Life and Style
Buyers of secondhand cars are searching out shades last seen in cop show ‘The Sweeney’
motoringFlares and flounce are back on catwalks but a revival in ’70s car paintjobs was a stack-heeled step too far – until now
Kim Wilde began gardening in the 1990s when she moved to the countryside
peopleThe singer is leading an appeal for the charity Thrive, which uses the therapy of horticulture
Have you tried new the Independent Digital Edition apps?
Caption competition
Caption competition
  • Get to the point
Latest stories from i100
Have you tried new the Independent Digital Edition apps?

Bleacher Report

Daily Quiz
Independent Dating

By clicking 'Search' you
are agreeing to our
Terms of Use.

Career Services

Day In a Page

NHS struggling to monitor the safety and efficacy of its services outsourced to private providers

Who's monitoring the outsourced NHS services?

A report finds that private firms are not being properly assessed for their quality of care
Zac Goldsmith: 'I'll trigger a by-election over Heathrow'

Zac Goldsmith: 'I'll trigger a by-election over Heathrow'

The Tory MP said he did not want to stand again unless his party's manifesto ruled out a third runway. But he's doing so. Watch this space
How do Greek voters feel about Syriza's backtracking on its anti-austerity pledge?

How do Greeks feel about Syriza?

Five voters from different backgrounds tell us what they expect from Syriza's charismatic leader Alexis Tsipras
From Iraq to Libya and Syria: The wars that come back to haunt us

The wars that come back to haunt us

David Cameron should not escape blame for his role in conflicts that are still raging, argues Patrick Cockburn
Sam Baker and Lauren Laverne: Too busy to surf? Head to The Pool

Too busy to surf? Head to The Pool

A new website is trying to declutter the internet to help busy women.

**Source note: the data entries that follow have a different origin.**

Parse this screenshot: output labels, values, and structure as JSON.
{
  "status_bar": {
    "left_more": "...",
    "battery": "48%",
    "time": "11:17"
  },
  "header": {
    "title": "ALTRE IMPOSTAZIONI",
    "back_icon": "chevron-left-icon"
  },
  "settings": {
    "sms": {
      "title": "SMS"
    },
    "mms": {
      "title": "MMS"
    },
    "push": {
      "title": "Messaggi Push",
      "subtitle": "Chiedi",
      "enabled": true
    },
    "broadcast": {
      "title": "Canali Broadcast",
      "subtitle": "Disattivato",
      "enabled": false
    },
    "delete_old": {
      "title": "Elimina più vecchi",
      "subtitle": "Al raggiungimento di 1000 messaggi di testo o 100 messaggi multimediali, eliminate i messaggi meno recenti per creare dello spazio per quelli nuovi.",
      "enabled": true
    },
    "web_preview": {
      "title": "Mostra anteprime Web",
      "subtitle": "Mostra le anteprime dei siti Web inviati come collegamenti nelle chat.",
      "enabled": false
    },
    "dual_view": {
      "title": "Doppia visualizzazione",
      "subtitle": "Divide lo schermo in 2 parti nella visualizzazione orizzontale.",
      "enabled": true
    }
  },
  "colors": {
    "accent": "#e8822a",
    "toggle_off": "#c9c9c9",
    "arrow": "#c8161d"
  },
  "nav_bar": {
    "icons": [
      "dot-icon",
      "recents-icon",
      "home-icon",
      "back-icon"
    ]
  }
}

Holly Williams meets the founders
Heston Blumenthal to cook up a spice odyssey for British astronaut manning the International Space Station

UK's Major Tum to blast off on a spice odyssey

Nothing but the best for British astronaut as chef Heston Blumenthal cooks up his rations
John Harrison's 'longitude' clock sets new record - 300 years on

‘Longitude’ clock sets new record - 300 years on

Greenwich horologists celebrate as it keeps to within a second of real time over a 100-day test
Fears in the US of being outgunned in the vital propaganda wars by Russia, China - and even Isis - have prompted a rethink on overseas broadcasters

Let the propaganda wars begin - again

'Accurate, objective, comprehensive': that was Voice of America's creed, but now its masters want it to promote US policy, reports Rupert Cornwell
Why Japan's incredible long-distance runners will never win the London Marathon

Japan's incredible long-distance runners

Every year, Japanese long-distance runners post some of the world's fastest times – yet, come next weekend, not a single elite competitor from the country will be at the London Marathon
Why does Tom Drury remain the greatest writer you've never heard of?

Tom Drury: The quiet American

His debut was considered one of the finest novels of the past 50 years, and he is every bit the equal of his contemporaries, Jonathan Franzen, Dave Eggers and David Foster Wallace
You should judge a person by how they peel a potato

You should judge a person by how they peel a potato

Dave Hax's domestic tips are reminiscent of George Orwell's tea routine. The world might need revolution, but we like to sweat the small stuff, says DJ Taylor
Beige is back: The drab car colours of the 1970s are proving popular again

Beige to the future

Flares and flounce are back on catwalks but a revival in ’70s car paintjobs was a stack-heeled step too far – until now
Bill Granger recipes: Our chef's dishes highlight the delicate essence of fresh cheeses

Bill Granger cooks with fresh cheeses

More delicate on the palate, milder, fresh cheeses can also be kinder to the waistline
Aston Villa vs Liverpool: 'This FA Cup run has been wonderful,' says veteran Shay Given

Shay Given: 'This FA Cup run has been wonderful'

The Villa keeper has been overlooked for a long time and has unhappy memories of the national stadium – but he is savouring his chance to play at Wembley
Timeless drama of Championship race in league of its own - Michael Calvin

Michael Calvin's Last Word

Timeless drama of Championship race in league of its own